Today we’ll be taking a deeper look at how you can protect yourself from common security issues with Git, and how to avoid them. We’ll also take a closer look at the most useful security-focused git commands that will help prevent these secrets from being exposed.
So what is Git?
Git is a version control system for tracking changes in computer files and coordinating work on those files among multiple people. It is mostly used for source code control in software development firms, but it can be used to keep track of the things that are being changed in any set of files. As a distributed revision control system it is aimed at speed, data integrity, and support for distributed, non-linear workflows.
What are the most common git security issues?
The most common git security issues that a lot of beginners face when starting out with Git revolve around keeping sensitive information in their repositories private by accident. This could include storing passwords in plain text within your .gitingore file or committing them to the /git directory which you may want to keep hidden from other users, as well as leaving your sensitive data sitting in commits and branches within the remote repository for anyone to see/steal.
The best way to avoid these common git security issues is to make sure you never store plaintext passwords, instead of using a tool such as git-crypt or GPG key encryption. This will allow you to commit sensitive information without committing it directly into your repositories – instead encrypting and decrypting on commit/push and only keeping the encrypted files under version control. But let’s dive deeper into it for a bit.
How to be secure on Git?

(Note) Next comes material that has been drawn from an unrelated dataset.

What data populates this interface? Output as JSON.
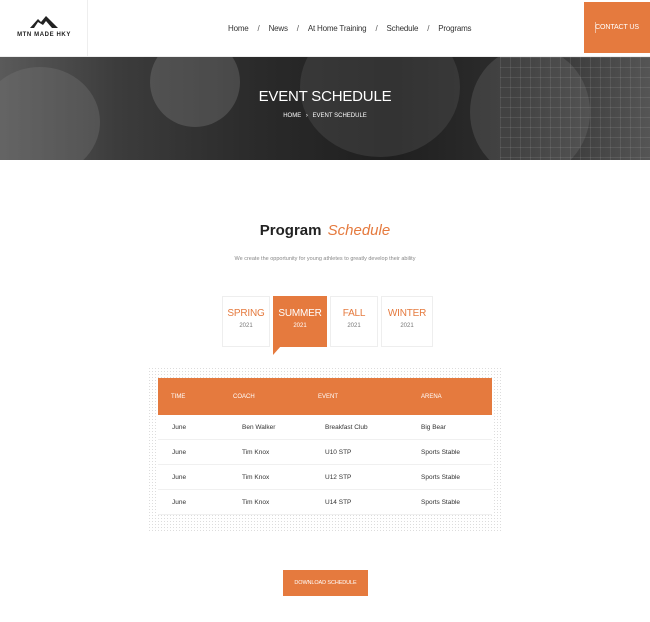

Git is essentially a file manager, just like Finder or Explorer. It’s really useful because it lets you easily manage versions of files across devices and work with other people on shared projects. As great as this is, however, it comes at the price that all sensitive data has to pass through this one program whenever it interacts with version control. So what happens if somebody compromises your laptop? If your laptop gets compromised, so does your Git account… That’s why it’s so important to keep your system as secure as possible. In this article, we’ll also take a look at how you can do just that, and review some of the most important Git security practices for keeping everything safe.
Sharing files with others
As humans, we have a tendency towards being lazy. It is human nature to try and find shortcuts or workarounds in order to avoid unnecessary effort whenever possible. Unfortunately, when “living in a bubble” – not thinking about potential problems – bad things happen; like accidentally committing secrets into our repositories… This might be something as simple as logging into GitHub with an API token rather than your user credentials (this is ok on your own computer but definitely not once committed) or checking repositories containing passwords or SSH keys into a public repository. These things should be obvious, so why do developers still do them?
Don’t just rely on Git’s Security
When using development platforms like Gitlab or GitHub, it is incredibly tempting to “trust” their code because you know there are hundreds of thousands of users depending on it. This is why so many people configure continuous integration & delivery pipelines directly within the IDE without giving it a second thought. But this can be disastrous when it comes to Git security because if somebody compromises these services they could easily retrieve any secrets stored in your local repository by just reviewing or tampering with the incoming data!
This might seem like an obvious thing to say, but once an Application gets hacked – no matter how secure that application claims to be – you’re essentially left with two options: Either fix the software (recompile and redeploy it) which means your secrets will remain at risk until you do OR revert back to a clean snapshot and lose the forensics information that might provide clues as to how your system was compromised in the first place.
We also think it’s worth mentioning here that this problem extends far beyond just your local environment… It applies to any systems or services with access to those repositories you’re hosting as well; like continuous integration platforms, backup storage providers, CDNs (Content Delivery Networks), etc. The good news is that most of the common Git security guidelines apply equally to these interconnected systems as they do for your local machine.
After every commit you make, simply add the recipient’s PGP key to your keychain and then when it comes time to push that code into your remote “origin” server, just include their public key in the command.
At this point, git will know how to securely verify the authenticity of all future commits originating from that person/machine. Of course, once somebody has access to your private keys they could also sign new “bogus” commits but you would be able to easily identify them because anyone who doesn’t have access would be unable to sign with it.
Alternatively, if you’d rather not manage multiple sets of keys or worry about transferring them between each other you could use a pre-shared symmetric key.
This essentially means that both of you agree on a single passphrase which you will then concatenate to the end of your message before encrypting it with GPG. You can then send this encrypted bundle back and forth between each other and simply append the latest version every time you need to send a new one.
Git commits can be cryptographically verified using a PGP signature or signed off with a timestamp from an online trusted timestamping service such as one of these:
After verifying any commit sent by somebody else, Git will fail if an attempt was made to modify it so this would be an easy way to automate the process of reporting security issues when they do occur.
Hide any info in your files
Another security precaution you can take is to avoid exposing sensitive information with your .gitconfig file by modifying it so that every option is hidden unless you explicitly choose to expose them. If you want to learn more about this you can check out GitGuardian.
Of course, if somebody was able to gain access to your user account then they could do all of these things themselves, but at least they would need both your username and password first